Affiliation: College of Arts and Sciences, Department of Sociology
Do strong vocational training systems lead to higher wages for low-end service workers over their careers? Low-wage work is growing in the advanced capitalist countries raising the question of how differences in vocational training systems affect wage mobility. Previous studies of wage mobility for low-wage workers rarely account for the influence of detailed occupations or country-level institutions. I address these weaknesses by analyzing the career wage mobility of workers in seven low-end service occupations in the U.S. and West Germany. I find that workers entering these occupations in both countries have similarly low rates of wage growth. The primary route to upward mobility in both countries is by moving occupations. Occupational mobility is lower in Germany likely due to barriers created by the strong vocational training system.
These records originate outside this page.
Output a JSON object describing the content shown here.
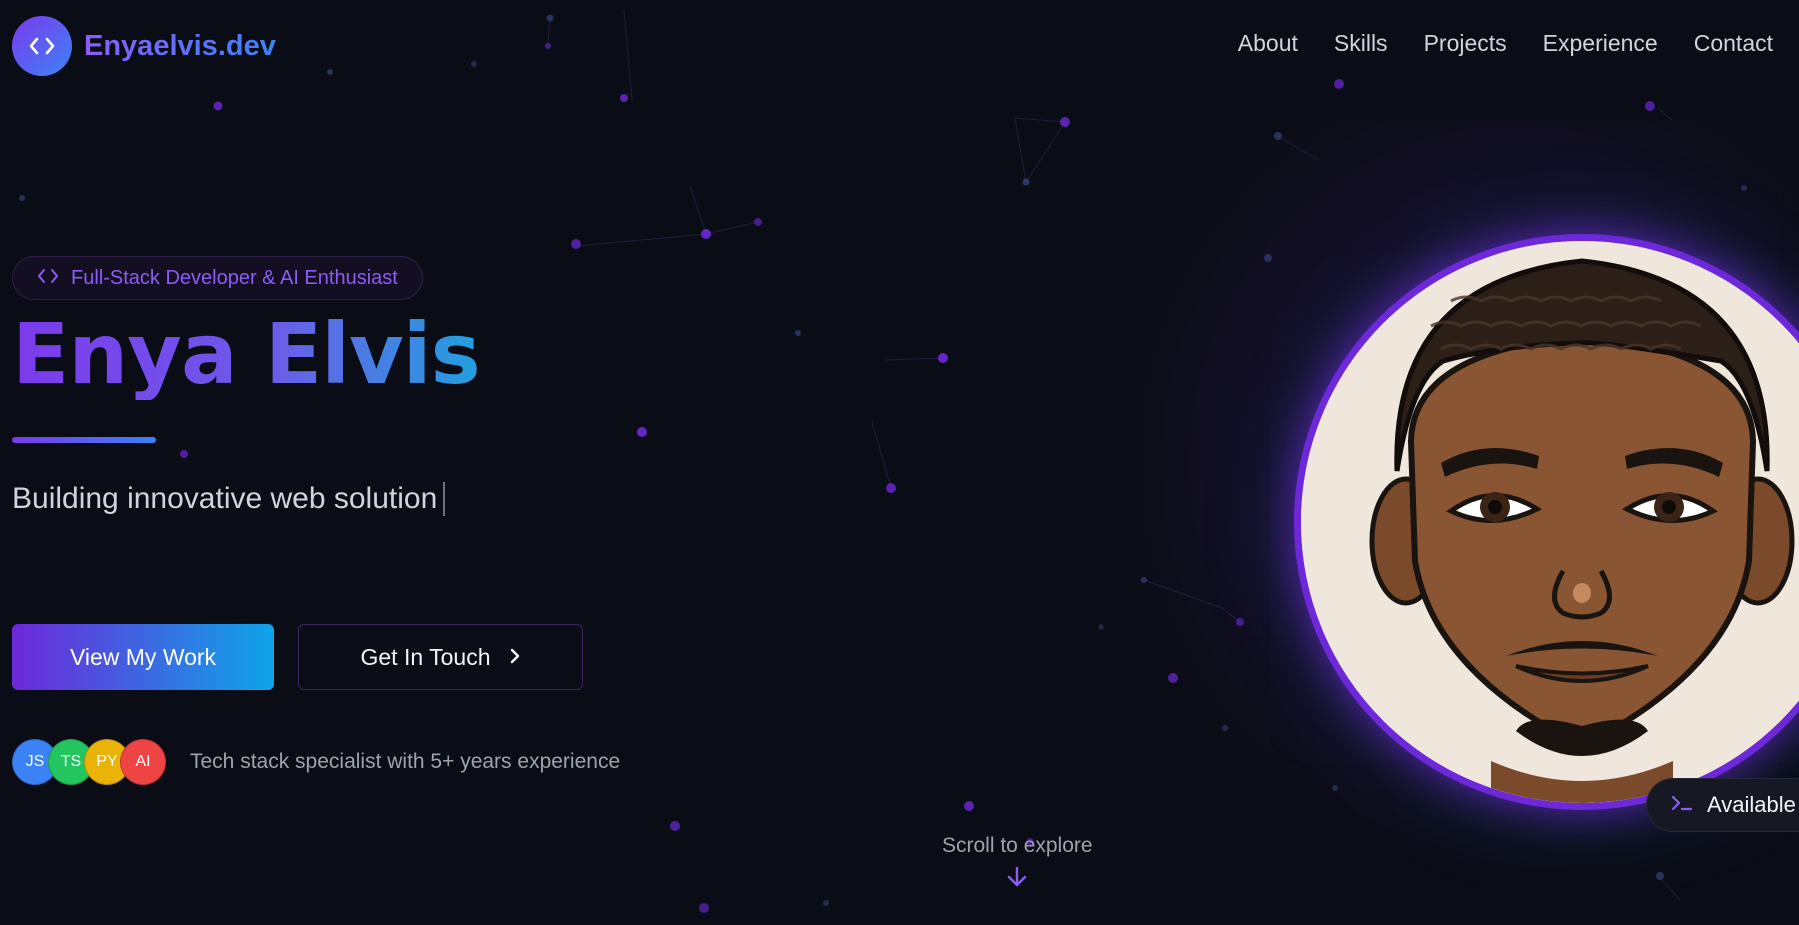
{
  "brand": {
    "logo_text": "Enyaelvis.dev"
  },
  "nav": {
    "items": [
      {
        "label": "About"
      },
      {
        "label": "Skills"
      },
      {
        "label": "Projects"
      },
      {
        "label": "Experience"
      },
      {
        "label": "Contact"
      }
    ]
  },
  "hero": {
    "role_badge": "Full-Stack Developer & AI Enthusiast",
    "name": "Enya Elvis",
    "tagline": "Building innovative web solution",
    "primary_button": "View My Work",
    "secondary_button": "Get In Touch",
    "tech_chips": [
      {
        "label": "JS",
        "color": "#3b82f6"
      },
      {
        "label": "TS",
        "color": "#22c55e"
      },
      {
        "label": "PY",
        "color": "#eab308"
      },
      {
        "label": "AI",
        "color": "#ef4444"
      }
    ],
    "stack_text": "Tech stack specialist with 5+ years experience",
    "scroll_hint": "Scroll to explore"
  },
  "avatar": {
    "status": "Available"
  },
  "colors": {
    "background": "#0b0d16",
    "accent_purple": "#7c3aed",
    "accent_blue": "#3b82f6"
  }
}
This results in lower odds for upward mobility in Germany than in the U.S. for workers in the same low-end service occupation.